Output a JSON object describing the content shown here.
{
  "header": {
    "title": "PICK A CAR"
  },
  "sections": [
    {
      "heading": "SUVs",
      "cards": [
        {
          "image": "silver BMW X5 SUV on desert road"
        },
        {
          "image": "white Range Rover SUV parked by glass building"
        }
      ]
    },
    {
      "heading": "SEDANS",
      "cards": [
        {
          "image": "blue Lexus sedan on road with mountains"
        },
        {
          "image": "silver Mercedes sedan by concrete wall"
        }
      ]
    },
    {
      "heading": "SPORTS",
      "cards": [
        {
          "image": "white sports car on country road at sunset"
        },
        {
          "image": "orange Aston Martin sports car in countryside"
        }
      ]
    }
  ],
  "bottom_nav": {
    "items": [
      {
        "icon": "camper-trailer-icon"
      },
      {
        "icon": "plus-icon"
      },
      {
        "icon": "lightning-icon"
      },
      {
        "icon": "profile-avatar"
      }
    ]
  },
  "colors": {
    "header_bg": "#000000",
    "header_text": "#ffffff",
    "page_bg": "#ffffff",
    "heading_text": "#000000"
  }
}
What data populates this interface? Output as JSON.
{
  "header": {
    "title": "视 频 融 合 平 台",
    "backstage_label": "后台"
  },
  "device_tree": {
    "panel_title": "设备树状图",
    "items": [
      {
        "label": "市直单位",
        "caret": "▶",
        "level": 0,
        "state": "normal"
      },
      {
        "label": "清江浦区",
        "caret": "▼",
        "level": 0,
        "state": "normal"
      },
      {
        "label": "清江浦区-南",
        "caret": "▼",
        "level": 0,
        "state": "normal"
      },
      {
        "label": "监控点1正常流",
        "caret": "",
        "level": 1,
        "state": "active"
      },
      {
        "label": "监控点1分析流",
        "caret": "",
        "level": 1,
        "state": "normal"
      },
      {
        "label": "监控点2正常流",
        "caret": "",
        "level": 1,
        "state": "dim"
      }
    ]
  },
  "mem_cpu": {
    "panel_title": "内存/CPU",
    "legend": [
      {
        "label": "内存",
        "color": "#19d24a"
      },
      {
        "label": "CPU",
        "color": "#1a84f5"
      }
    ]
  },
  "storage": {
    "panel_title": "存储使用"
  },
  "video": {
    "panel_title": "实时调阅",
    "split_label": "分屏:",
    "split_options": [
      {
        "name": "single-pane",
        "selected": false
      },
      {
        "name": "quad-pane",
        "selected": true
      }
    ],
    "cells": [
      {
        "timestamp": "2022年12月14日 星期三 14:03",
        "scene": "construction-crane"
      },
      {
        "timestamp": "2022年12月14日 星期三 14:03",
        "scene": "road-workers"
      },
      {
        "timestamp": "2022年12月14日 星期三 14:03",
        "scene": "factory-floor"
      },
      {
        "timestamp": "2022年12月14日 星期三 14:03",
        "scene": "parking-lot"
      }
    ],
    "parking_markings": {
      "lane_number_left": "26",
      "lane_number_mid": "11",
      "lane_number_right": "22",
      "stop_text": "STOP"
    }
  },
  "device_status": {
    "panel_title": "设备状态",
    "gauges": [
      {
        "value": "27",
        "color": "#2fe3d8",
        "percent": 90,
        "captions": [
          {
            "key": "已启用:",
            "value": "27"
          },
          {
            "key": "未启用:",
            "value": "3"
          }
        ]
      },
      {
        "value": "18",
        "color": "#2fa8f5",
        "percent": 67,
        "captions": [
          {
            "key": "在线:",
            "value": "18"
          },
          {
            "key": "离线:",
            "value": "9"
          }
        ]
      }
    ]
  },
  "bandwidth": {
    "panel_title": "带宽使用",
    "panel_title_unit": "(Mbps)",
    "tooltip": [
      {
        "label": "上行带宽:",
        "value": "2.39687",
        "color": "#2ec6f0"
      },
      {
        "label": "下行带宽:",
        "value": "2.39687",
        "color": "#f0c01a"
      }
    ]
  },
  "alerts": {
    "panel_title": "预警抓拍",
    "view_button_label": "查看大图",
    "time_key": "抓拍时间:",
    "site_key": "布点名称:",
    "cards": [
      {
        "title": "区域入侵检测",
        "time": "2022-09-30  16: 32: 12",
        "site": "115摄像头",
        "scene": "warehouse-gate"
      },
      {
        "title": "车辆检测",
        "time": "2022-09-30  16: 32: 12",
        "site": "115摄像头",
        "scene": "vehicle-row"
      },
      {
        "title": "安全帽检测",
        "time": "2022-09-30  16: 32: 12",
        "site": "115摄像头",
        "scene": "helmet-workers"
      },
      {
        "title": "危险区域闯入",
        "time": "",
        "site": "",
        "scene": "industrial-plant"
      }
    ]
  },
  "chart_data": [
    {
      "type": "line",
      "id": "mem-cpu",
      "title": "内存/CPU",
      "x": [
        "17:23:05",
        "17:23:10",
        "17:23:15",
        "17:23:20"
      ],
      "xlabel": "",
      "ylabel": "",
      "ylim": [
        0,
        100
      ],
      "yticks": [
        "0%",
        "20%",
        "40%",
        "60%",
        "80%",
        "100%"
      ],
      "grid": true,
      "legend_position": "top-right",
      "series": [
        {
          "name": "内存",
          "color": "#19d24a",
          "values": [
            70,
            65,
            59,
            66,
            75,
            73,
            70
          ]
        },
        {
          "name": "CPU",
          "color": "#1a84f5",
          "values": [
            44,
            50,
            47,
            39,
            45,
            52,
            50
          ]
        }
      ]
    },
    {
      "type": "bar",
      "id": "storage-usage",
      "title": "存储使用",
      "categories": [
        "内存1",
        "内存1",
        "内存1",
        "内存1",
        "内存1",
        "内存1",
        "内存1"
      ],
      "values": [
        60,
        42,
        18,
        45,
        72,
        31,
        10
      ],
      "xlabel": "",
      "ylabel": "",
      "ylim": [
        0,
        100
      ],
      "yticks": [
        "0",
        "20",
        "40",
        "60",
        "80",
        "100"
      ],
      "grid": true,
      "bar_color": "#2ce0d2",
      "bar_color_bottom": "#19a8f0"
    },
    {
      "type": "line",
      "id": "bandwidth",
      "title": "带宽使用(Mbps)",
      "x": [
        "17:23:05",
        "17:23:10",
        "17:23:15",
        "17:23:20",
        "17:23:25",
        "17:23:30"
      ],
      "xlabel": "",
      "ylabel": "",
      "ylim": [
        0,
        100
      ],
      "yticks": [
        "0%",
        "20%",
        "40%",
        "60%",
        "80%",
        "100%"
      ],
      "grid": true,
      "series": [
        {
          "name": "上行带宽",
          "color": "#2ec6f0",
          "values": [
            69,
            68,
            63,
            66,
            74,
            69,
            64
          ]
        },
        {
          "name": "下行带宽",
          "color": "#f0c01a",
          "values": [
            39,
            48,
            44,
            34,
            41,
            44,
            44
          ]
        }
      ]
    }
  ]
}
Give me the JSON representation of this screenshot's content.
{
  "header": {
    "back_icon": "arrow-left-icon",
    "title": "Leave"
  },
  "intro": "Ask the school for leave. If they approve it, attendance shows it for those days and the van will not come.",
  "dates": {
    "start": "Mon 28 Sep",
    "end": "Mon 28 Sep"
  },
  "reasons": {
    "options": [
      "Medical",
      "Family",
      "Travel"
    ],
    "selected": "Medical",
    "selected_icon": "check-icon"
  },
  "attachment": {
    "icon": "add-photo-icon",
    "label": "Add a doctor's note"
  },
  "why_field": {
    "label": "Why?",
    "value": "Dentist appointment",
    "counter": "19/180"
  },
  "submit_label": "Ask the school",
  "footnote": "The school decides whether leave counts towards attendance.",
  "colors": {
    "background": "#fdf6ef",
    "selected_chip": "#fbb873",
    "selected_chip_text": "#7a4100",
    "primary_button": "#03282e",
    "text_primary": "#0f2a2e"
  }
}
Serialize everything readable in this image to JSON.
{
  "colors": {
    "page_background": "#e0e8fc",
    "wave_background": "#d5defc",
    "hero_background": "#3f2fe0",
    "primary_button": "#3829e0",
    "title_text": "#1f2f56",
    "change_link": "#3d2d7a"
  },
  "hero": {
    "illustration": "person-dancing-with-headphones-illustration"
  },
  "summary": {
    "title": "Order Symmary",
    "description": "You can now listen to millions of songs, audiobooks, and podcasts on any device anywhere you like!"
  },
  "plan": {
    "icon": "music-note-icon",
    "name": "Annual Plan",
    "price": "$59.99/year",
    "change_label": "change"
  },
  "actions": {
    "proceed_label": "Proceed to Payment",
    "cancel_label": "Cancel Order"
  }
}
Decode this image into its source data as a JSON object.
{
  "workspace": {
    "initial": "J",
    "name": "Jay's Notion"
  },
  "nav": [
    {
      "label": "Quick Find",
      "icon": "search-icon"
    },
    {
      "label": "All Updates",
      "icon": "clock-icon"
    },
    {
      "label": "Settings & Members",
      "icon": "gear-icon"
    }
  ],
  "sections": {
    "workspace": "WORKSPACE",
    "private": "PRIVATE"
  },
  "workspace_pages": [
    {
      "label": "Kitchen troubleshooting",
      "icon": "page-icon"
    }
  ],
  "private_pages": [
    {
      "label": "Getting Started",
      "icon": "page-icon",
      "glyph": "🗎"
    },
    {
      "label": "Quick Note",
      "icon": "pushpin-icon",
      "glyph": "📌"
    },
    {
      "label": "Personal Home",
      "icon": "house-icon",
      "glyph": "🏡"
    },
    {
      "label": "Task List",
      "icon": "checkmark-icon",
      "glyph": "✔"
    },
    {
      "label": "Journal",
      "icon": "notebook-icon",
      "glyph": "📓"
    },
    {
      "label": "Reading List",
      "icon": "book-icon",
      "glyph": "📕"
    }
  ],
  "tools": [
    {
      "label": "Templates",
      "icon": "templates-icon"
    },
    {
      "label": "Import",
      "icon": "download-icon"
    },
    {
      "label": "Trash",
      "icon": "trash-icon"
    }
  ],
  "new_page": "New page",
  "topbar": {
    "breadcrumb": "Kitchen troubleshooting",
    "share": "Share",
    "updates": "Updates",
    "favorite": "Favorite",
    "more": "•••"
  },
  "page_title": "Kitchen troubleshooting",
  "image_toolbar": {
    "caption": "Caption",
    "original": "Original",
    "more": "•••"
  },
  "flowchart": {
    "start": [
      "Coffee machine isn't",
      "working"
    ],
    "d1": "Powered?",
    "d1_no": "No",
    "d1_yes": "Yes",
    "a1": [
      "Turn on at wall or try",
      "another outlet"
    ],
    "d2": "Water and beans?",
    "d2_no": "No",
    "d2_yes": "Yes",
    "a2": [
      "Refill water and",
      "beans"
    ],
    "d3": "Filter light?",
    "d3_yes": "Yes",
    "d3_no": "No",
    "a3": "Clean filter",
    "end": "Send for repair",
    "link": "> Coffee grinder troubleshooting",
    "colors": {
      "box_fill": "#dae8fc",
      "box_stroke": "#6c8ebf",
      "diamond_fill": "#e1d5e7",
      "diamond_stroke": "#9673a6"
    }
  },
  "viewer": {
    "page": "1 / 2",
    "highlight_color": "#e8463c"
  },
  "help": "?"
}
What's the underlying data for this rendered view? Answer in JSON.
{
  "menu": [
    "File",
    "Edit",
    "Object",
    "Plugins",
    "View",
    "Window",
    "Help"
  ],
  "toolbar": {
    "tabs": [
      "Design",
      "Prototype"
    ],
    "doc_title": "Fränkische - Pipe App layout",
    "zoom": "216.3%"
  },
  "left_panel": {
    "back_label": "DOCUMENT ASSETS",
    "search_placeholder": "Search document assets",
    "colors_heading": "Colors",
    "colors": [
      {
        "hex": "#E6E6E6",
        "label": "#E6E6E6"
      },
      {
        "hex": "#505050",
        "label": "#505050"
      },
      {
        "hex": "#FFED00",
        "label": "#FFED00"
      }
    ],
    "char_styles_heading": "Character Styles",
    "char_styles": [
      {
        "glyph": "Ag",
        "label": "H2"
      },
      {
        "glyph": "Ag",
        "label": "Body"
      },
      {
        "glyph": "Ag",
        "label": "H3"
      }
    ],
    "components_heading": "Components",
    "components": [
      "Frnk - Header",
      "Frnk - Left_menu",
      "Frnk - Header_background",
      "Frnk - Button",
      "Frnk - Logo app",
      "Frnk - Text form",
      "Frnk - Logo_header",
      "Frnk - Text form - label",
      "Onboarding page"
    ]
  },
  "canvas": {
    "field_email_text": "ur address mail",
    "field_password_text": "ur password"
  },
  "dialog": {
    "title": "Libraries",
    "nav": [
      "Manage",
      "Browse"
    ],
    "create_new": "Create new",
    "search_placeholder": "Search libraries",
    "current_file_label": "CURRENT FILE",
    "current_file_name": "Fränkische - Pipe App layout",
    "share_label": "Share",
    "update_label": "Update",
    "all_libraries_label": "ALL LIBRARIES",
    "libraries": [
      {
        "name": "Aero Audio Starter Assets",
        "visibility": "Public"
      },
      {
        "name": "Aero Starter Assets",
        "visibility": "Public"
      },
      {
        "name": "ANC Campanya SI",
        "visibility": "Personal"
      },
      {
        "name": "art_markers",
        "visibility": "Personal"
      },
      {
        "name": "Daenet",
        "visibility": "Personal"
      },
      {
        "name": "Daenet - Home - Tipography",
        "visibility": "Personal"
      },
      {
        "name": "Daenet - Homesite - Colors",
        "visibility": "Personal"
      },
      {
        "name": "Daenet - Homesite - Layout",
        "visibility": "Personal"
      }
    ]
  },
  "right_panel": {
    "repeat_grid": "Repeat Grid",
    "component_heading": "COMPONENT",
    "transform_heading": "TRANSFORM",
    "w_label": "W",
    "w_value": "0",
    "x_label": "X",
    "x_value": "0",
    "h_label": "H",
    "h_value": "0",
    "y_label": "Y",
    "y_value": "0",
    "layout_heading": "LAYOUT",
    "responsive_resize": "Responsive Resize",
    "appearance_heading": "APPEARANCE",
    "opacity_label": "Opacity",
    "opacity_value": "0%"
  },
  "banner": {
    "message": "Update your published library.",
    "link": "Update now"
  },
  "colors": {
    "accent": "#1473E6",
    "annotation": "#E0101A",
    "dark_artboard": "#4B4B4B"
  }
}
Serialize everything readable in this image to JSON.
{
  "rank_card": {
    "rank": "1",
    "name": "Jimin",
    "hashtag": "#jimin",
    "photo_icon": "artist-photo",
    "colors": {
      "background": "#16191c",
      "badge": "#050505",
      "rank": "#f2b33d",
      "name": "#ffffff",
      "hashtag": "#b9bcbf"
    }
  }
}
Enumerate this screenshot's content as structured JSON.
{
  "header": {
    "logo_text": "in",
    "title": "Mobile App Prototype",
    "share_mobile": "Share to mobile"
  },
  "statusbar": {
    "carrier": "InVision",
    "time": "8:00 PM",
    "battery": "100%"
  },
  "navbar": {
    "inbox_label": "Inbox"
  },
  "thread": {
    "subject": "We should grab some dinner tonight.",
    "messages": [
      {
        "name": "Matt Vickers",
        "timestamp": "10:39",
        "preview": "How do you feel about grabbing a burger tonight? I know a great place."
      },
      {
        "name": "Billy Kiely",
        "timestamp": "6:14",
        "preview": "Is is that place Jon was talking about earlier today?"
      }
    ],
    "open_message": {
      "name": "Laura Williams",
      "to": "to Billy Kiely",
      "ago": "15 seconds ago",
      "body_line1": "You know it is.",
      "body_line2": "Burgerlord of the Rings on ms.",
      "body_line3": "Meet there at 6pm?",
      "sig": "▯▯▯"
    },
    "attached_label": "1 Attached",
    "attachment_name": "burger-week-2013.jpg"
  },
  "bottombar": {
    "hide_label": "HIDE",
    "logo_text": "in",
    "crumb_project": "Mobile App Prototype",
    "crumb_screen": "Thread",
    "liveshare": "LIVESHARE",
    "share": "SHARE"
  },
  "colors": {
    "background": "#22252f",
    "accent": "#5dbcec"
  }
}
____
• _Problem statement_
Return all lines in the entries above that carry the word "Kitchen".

• _Exercise response_
      "label": "Kitchen troubleshooting",
    "breadcrumb": "Kitchen troubleshooting",
  "page_title": "Kitchen troubleshooting",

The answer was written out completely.